A crisis California didn’t foresee — the COVID-19 pandemic — is complicating preparations for one that arrives with a vengeance every year.
With wildfire season on the horizon, state officials have ordered prevention efforts to proceed after rains have tapered off and before the heat of summer. But work is progressing slower than usual as firefighting agencies and electric utilities institute new practices to keep employees safe.
Battling social distancing
Social-distancing requirements complicate many of the tasks, including trimming trees near power lines, clearing brush around homes, setting small, controlled fires and replacing old utility poles that could snap in strong winds. Plus, crews must contend with virus-anxious residents not wanting them anywhere near their property. The result is California faces more challenges than ever to stave off deadly wildfires that have grown fiercer by the year as climate change and scant rain this season have turned the state yet again into a massive tinderbox.
“We’re really facing an experience that’s unprecedented,” said Bill Chiu, managing director of grid modernization and resiliency at Edison International’s Southern California Edison utility. “It’s certainly adding an extra layer of complexity to what we do.”
The U.S. Forest Service has suspended controlled burns and in-person training for firefighters, with no firm timetable to resume. Los Angeles County, where millions of residents are working from home, at one point ordered utilities to stop work that could temporarily interrupt power to residences, forcing Edison to rethink some of its fire-season preparations.
There’s also the possibility that state officials may need to divert some of the money earmarked for fire prevention and spend it instead on efforts to fight the virus and restart California’s paralyzed economy. The budget Governor Gavin Newsom unveiled in January called for $120 million for 677 new fire-related positions within the state government, as well as $9 million to open a wildfire forecasting center. But an updated budget, reflecting coronavirus realities, is expected by mid-May.
Still, the state’s lead firefighting agency and the utilities all expect to complete their planned prep work before the worst of fire season, which is typically from August through October.
“It may take us a little longer, but we’re getting there,” said Scott McLean, spokesman for the California Department of Forestry and Fire Protection, or Cal Fire.
Northern California has been particularly gripped by dry weather. As of April 23, 58% of the state was abnormally dry, compared to 6% a year ago. Nearly 36% is stricken with drought, whereas last year, California ended its rain and snow season without a single county in that category, according to the U.S. Drought Monitor.

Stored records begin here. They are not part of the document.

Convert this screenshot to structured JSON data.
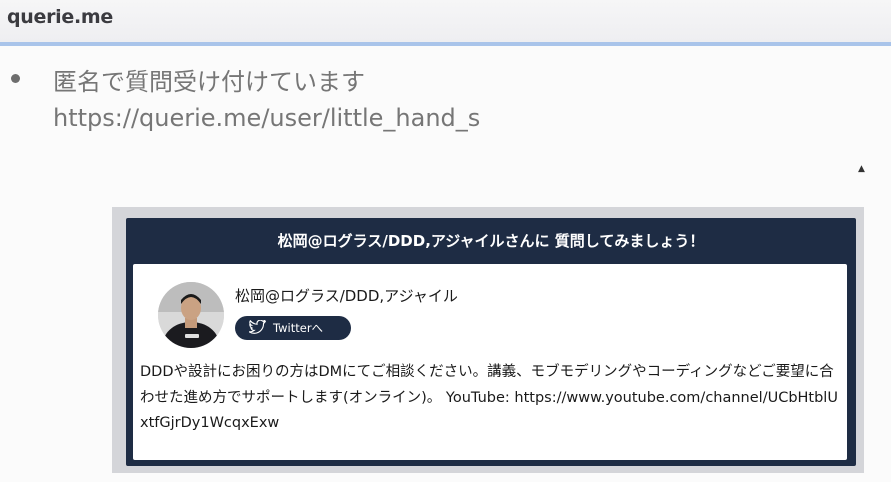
{
  "header": {
    "title": "querie.me"
  },
  "bullet": {
    "line1": "匿名で質問受け付けています",
    "line2": "https://querie.me/user/little_hand_s"
  },
  "card": {
    "header_text": "松岡@ログラス/DDD,アジャイルさんに 質問してみましょう！",
    "user_name": "松岡@ログラス/DDD,アジャイル",
    "twitter_label": "Twitterへ",
    "bio": "DDDや設計にお困りの方はDMにてご相談ください。講義、モブモデリングやコーディングなどご要望に合わせた進め方でサポートします(オンライン)。 YouTube: https://www.youtube.com/channel/UCbHtblUxtfGjrDy1WcqxExw"
  },
  "colors": {
    "accent_rule": "#a9c4ea",
    "card_navy": "#1e2c44",
    "bullet_text": "#767676"
  },
  "icons": [
    "twitter-bird-icon",
    "avatar-photo",
    "mouse-cursor-icon"
  ]
}
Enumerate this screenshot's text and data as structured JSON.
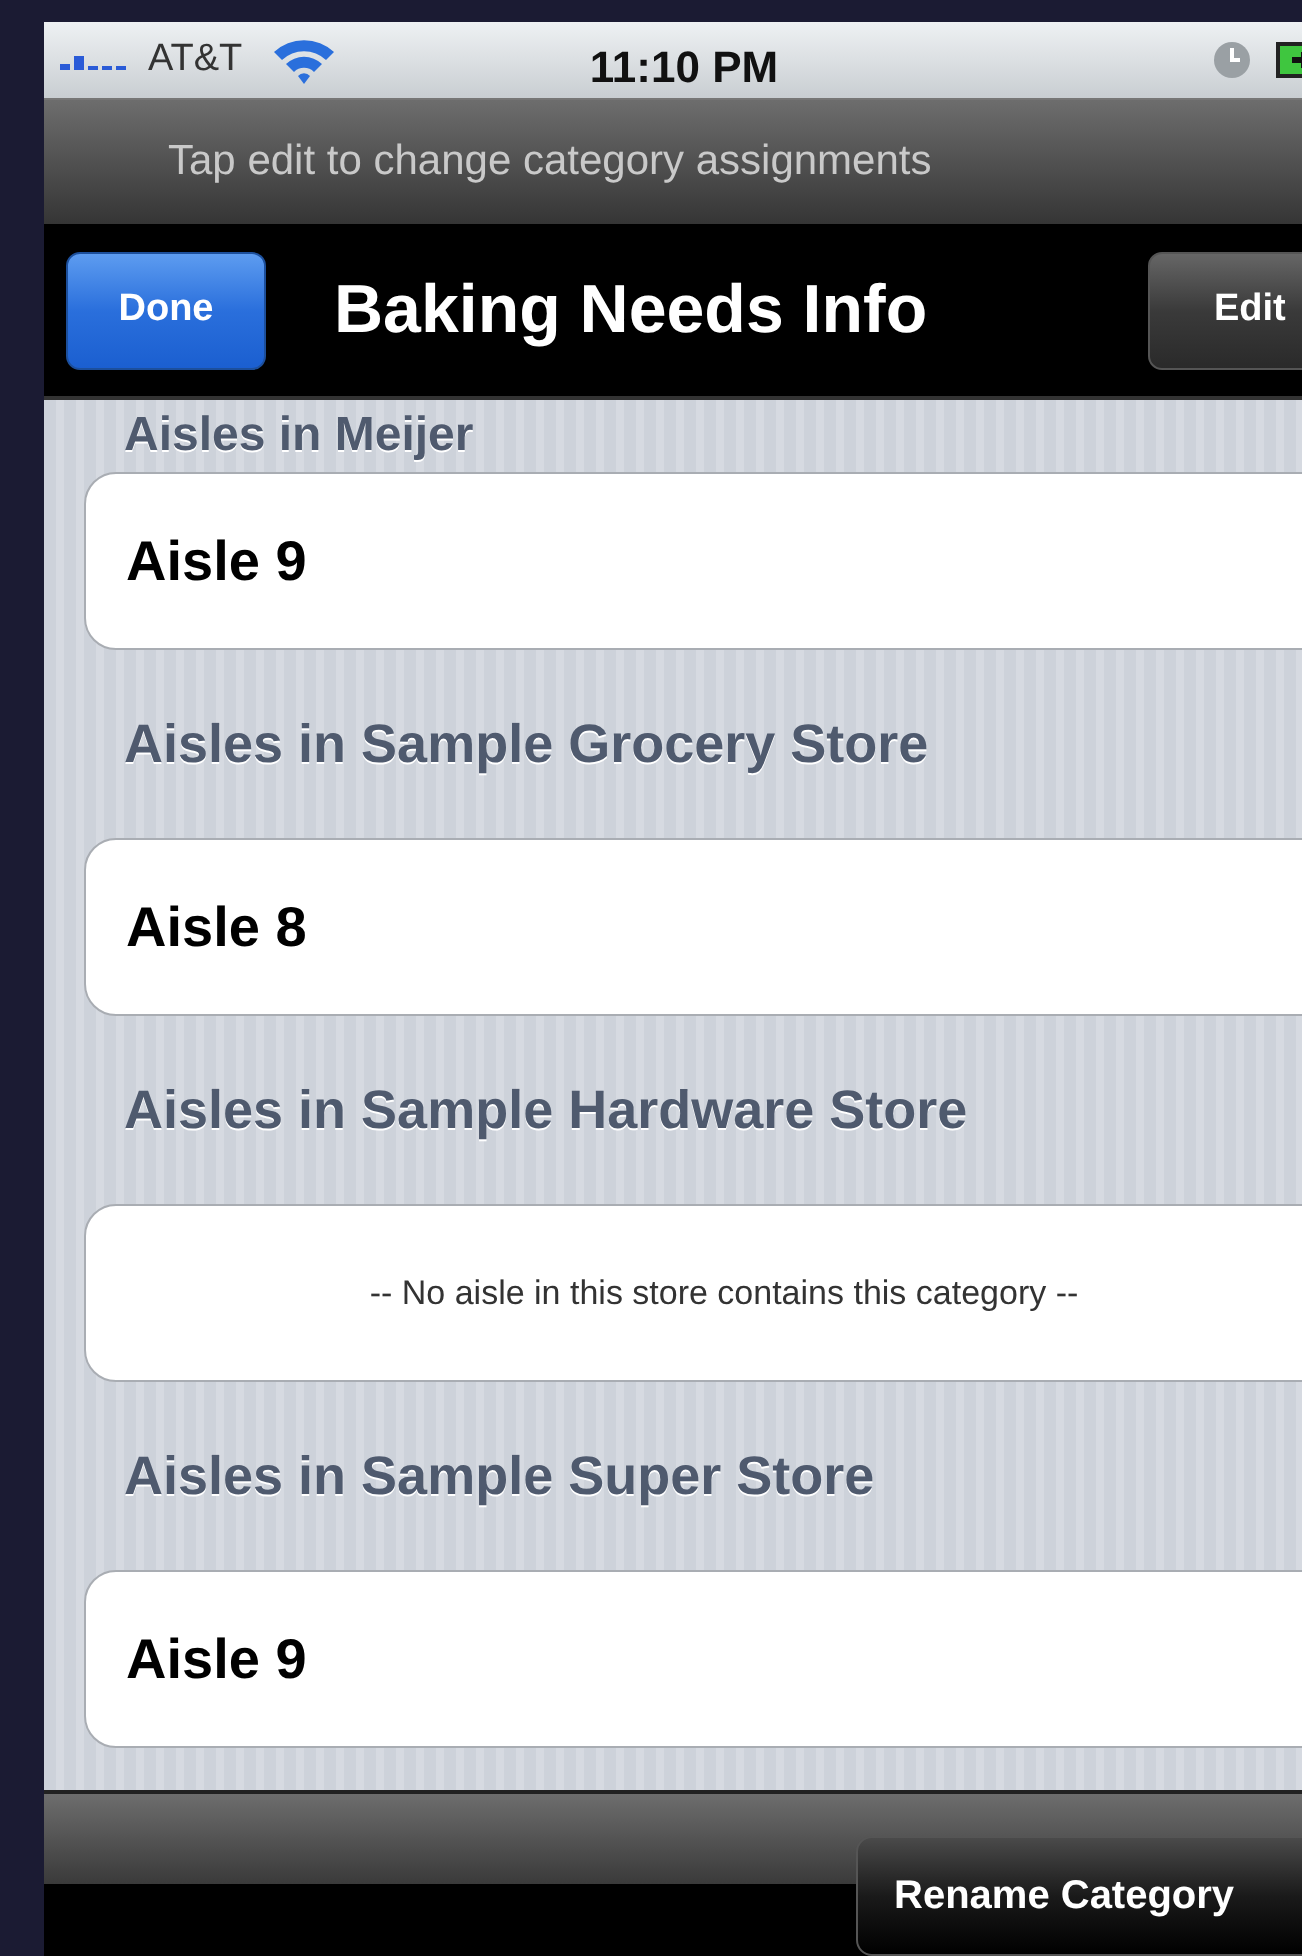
{
  "status_bar": {
    "carrier": "AT&T",
    "time": "11:10 PM"
  },
  "prompt": "Tap edit to change category assignments",
  "nav_bar": {
    "left_button": "Done",
    "title": "Baking Needs Info",
    "right_button": "Edit"
  },
  "sections": [
    {
      "header": "Aisles in Meijer",
      "rows": [
        {
          "kind": "aisle",
          "text": "Aisle 9"
        }
      ]
    },
    {
      "header": "Aisles in Sample Grocery Store",
      "rows": [
        {
          "kind": "aisle",
          "text": "Aisle 8"
        }
      ]
    },
    {
      "header": "Aisles in Sample Hardware Store",
      "rows": [
        {
          "kind": "empty",
          "text": "-- No aisle in this store contains this category --"
        }
      ]
    },
    {
      "header": "Aisles in Sample Super Store",
      "rows": [
        {
          "kind": "aisle",
          "text": "Aisle 9"
        }
      ]
    }
  ],
  "toolbar": {
    "button": "Rename Category"
  }
}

The state’s largest utility owner, PG&E Corp., is trying to emerge from bankruptcy as it makes ready for the 2020 season. State investigators blamed a series of deadly fires in 2017 and 2018 on PG&E power lines snapping, tangling in trees or falling down in strong winds. That included the 2018 Camp Fire, California’s most lethal yet, which killed 85 people and leveled the town of Paradise.
The company has budgeted about $2.6 billion this year for fire-season preparation. By the end of March, PG&E had trimmed or chopped down trees along 573 miles of power lines, out of 1,800 miles planned for “enhanced vegetation management.” It also aims to install metal poles and insulate wires along 221 miles of power lines or run some of the lines underground. About 19% of that work had been finished by late March, according to Rob Stillwell, a PG&E spokesman.
PG&E also agreed to a 10% pay hike for workers in the field and has staggered shifts so fewer people are on the job at the same time.
Edison, which plans to install 700 miles of insulated line this year, now tries to schedule any necessary power interruptions for night time or early morning to minimize the impact on at-home workers. Each such project also requires some negotiation with local officials.
“It’s on us, and rightly so. We need to take a proactive role reaching out to these local jurisdictions,” Chiu said.
Facemasks have become standard gear. Equipment and vehicles get wiped down with sanitizer on an obsessive basis. Workers take their own cars or trucks to job sites, rather than packing together into one.
ArborWorks Inc., a utility tree-trimming contractor, has added trucks to its fleet to reduce the number of people who have to ride in each vehicle, Vice President Chriso Lee said. The trucks are sanitized multiple times a day and are equipped with hand sanitizer and wipes, he said. Workers are required to wear face masks and are asked to keep their distance from each other whenever possible.
“We want to make sure that customers see us respecting social-distancing guidelines,” Lee said. “We have had some run-ins with people in communities who don’t feel like we should be considered essential,” he said. “We’ve had people who show up and start yelling at crews.”
The pandemic has slowed the pace at which ArborWorks can hire new employees because of social-distancing limits on the size of mandatory safety-training classes, he said. At the same time, the company expanded policies that allow workers to take leaves of absence without pay because several said they don’t feel safe going out into the field.
Last year’s wildfire season in California, which began in May and ended in November, caused $80 billion in damage and claimed three lives.
— With assistance from Michael Marois and Brian K. Sullivan.